move forward on this as a global interaction, I'm all ears. I'm fed
xing you 3 dvds today, you will get them tomorrow. Also, a paper I
published a few years ago that still rings true for me. Sorry, been
having some health problems lately (diagnosed as a hernia) and it has
slowed me down, but I'm taking care of it right away so I'll be good as
new in no time. Take care and have a great trip."

Thursday, October 07, 2004

My response to B. I call this "Becoming Indian" or "Faking It":

"It's the different modes of invisibilities once these identities are enforced or adopted. It is not as if the day-to-day does not exist any more. They are submerged identities. When I think of Scotland demanding and getting their Parliament after 300 years, I know that national feelings run deep and have little to do with economic development or democracy. Yes, there are forces that wish to obliterate these nationhoods. And yes, nationalism has produced a lot of wars.

"When my people, the M, were converted to Hinduism by Indian missionaries 300 years ago, our texts were burned. Our tribal roots run deep and need to be rediscovered after all these years. Neighboring people such as the N and M are closer to their indigenous identities but the Baptist Church has been successfully launching a conversion program o them for the last 50 years. So much is being lost today and at an alarming rate.

"The definition of indigenous needs to be defined by ourselves. My friend B was at the indigenous peoples conference at the UN and there were conflicts instead of linkages. Which is what I am interested in having with you.

I have been talking my Saami project and lately about our conversation with the Natural History Museum and the Ford Foundation. Maybe a media conference - triangulating between Native America, the Saami and the Uplands of NEI. Maybe look at state policy, non-state responses, strategies of survival, conflict. With culture being the field and convergent media being the tool. I think that by looking at very diverse histories, and geographical regions, we may see some common elements. Would these then be core or fundamental?

We are planning to meet after I get back - which may put us into the New Year. Do you have any plans to be in NYC any time in the next few months?

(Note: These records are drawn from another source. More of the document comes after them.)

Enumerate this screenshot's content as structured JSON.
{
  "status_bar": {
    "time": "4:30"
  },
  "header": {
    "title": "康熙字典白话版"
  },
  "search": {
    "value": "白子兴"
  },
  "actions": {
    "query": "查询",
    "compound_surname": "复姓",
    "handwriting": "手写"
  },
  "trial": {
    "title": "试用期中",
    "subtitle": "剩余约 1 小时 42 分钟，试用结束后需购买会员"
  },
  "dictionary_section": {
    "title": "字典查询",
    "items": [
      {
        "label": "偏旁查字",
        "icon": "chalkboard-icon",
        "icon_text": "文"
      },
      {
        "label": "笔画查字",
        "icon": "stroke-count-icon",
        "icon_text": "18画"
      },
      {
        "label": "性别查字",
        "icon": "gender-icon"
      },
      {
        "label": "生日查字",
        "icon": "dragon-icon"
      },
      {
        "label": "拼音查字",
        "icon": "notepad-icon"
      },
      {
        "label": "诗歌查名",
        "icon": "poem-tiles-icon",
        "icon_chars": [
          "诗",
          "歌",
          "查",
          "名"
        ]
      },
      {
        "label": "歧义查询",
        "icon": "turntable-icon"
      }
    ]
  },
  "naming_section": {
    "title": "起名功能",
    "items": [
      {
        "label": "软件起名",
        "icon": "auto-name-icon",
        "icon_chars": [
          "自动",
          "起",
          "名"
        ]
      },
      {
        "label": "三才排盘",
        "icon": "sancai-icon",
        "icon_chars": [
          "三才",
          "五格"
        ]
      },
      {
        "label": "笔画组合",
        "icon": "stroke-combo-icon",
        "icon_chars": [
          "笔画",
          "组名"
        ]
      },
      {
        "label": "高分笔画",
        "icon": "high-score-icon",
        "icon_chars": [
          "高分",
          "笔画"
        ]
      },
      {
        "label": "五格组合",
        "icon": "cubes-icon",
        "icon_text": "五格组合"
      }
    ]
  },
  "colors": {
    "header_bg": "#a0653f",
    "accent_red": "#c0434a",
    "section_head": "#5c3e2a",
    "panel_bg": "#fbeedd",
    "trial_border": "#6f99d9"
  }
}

I leave for M on the 15th to prep for my Field Trip. I have one DVD from you earlier which I will take with me.

I burden you with much reading material to wade through. May I send you another? This is a brief I wrote year ago on the M:Saami project which may dovetail into the larger meet.

PS Derek B D and I tried our utmost to meet up. I did see his mother's show but not him."